The FCA needs to give more information on the way it is using compliance guarantees despite publishing data on their use for the first time, according to regulatory experts.
Last week the regulator published quarterly statistics on its use of attestations.
An attestation is a written confirmation that a firm is meeting certain regulatory requirements. They can take the form of a Dear CEO letter and are usually required by the chief executive but can also be required of other individuals holding a significant influence function such as directors or compliance officers.
In July, Money Marketing revealed concerns the FCA was not being transparent in its use of attestations.
The following month the FCA said in response to a Freedom of Information request from Money Marketing that it does not track attestations for C3 and C4 firms – medium and small companies respectively. Among C1 and C2 firms, it had requested 186 attestations since it began using them in 2012.
Its first set of quarterly data shows it requested a total of 59 attestations in 2014.
Of these, 15 were from C1 firms, 34 were from C2 firms, and five each were from C3 and C4 businesses.
Firms in the long-term savings and pensions sector were subject to 13 attestations, while wholesale and investment management firms were subject to 21.
The FCA requested eight attestations from mortgages and consumer lending firms, 11 from retail firms and six from general insurance and protection companies.
The Consulting Consortium associate director Mike Harrison says: “Without specific information on what firms have been asked to attest to it can be difficult to gain anything tangible from these statistics.
“A key aspect that we don’t have data on is what are the consequences of failure. In order for the true impact of this tool to be realised, the industry would benefit from learning what happens after the attestation has been made. For instance, how are they followed up, and how many have lead to a section 166 report or other enforcement action?”

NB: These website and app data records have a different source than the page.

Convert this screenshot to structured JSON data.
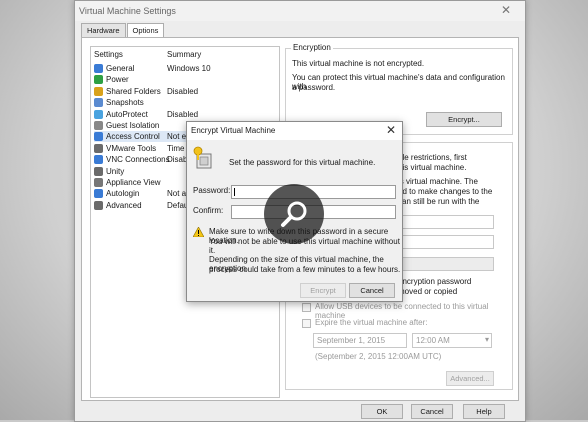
{
  "window": {
    "title": "Virtual Machine Settings",
    "close": "✕"
  },
  "tabs": [
    {
      "label": "Hardware"
    },
    {
      "label": "Options"
    }
  ],
  "list": {
    "headers": {
      "settings": "Settings",
      "summary": "Summary"
    },
    "rows": [
      {
        "name": "General",
        "summary": "Windows 10",
        "icon": "general-icon",
        "color": "#3a7bd5"
      },
      {
        "name": "Power",
        "summary": "",
        "icon": "power-icon",
        "color": "#2ea043"
      },
      {
        "name": "Shared Folders",
        "summary": "Disabled",
        "icon": "shared-folders-icon",
        "color": "#d9a21b"
      },
      {
        "name": "Snapshots",
        "summary": "",
        "icon": "snapshots-icon",
        "color": "#5b8bd0"
      },
      {
        "name": "AutoProtect",
        "summary": "Disabled",
        "icon": "autoprotect-icon",
        "color": "#4aa3df"
      },
      {
        "name": "Guest Isolation",
        "summary": "",
        "icon": "guest-isolation-icon",
        "color": "#888888"
      },
      {
        "name": "Access Control",
        "summary": "Not encr",
        "icon": "access-control-icon",
        "color": "#3a7bd5"
      },
      {
        "name": "VMware Tools",
        "summary": "Time syn",
        "icon": "vmware-tools-icon",
        "color": "#6b6b6b"
      },
      {
        "name": "VNC Connections",
        "summary": "Disabled",
        "icon": "vnc-connections-icon",
        "color": "#3a7bd5"
      },
      {
        "name": "Unity",
        "summary": "",
        "icon": "unity-icon",
        "color": "#6a6a6a"
      },
      {
        "name": "Appliance View",
        "summary": "",
        "icon": "appliance-view-icon",
        "color": "#777777"
      },
      {
        "name": "Autologin",
        "summary": "Not avail",
        "icon": "autologin-icon",
        "color": "#3a7bd5"
      },
      {
        "name": "Advanced",
        "summary": "Default/D",
        "icon": "advanced-icon",
        "color": "#6b6b6b"
      }
    ]
  },
  "encryption": {
    "title": "Encryption",
    "status": "This virtual machine is not encrypted.",
    "desc1": "You can protect this virtual machine's data and configuration with",
    "desc2": "a password.",
    "encrypt_button": "Encrypt..."
  },
  "restrictions": {
    "partial1": "ble restrictions, first",
    "partial2": "his virtual machine.",
    "partial3": "is virtual machine. The",
    "partial4": "ed to make changes to the",
    "partial5": "can still be run with the",
    "partial6": "encryption password",
    "partial7": "moved or copied",
    "usb_label": "Allow USB devices to be connected to this virtual machine",
    "expire_label": "Expire the virtual machine after:",
    "date_value": "September  1, 2015",
    "time_value": "12:00 AM",
    "expire_note": "(September 2, 2015 12:00AM UTC)",
    "advanced_button": "Advanced..."
  },
  "bottom_buttons": {
    "ok": "OK",
    "cancel": "Cancel",
    "help": "Help"
  },
  "dialog": {
    "title": "Encrypt Virtual Machine",
    "close": "✕",
    "header_text": "Set the password for this virtual machine.",
    "password_label": "Password:",
    "confirm_label": "Confirm:",
    "warning1": "Make sure to write down this password in a secure location.",
    "warning2": "You will not be able to use this virtual machine without it.",
    "info1": "Depending on the size of this virtual machine, the encryption",
    "info2": "process could take from a few minutes to a few hours.",
    "encrypt_button": "Encrypt",
    "cancel_button": "Cancel"
  },
  "colors": {
    "accent": "#3a7bd5",
    "overlay": "#141414"
  }
}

Pinsent Masons senior associate Michael Ruck says: “The test will be whether the use of attestations increases and when we see the first enforcement action arising from an attestation. It would be helpful for the FCA to publish data on the purpose of the attestations.”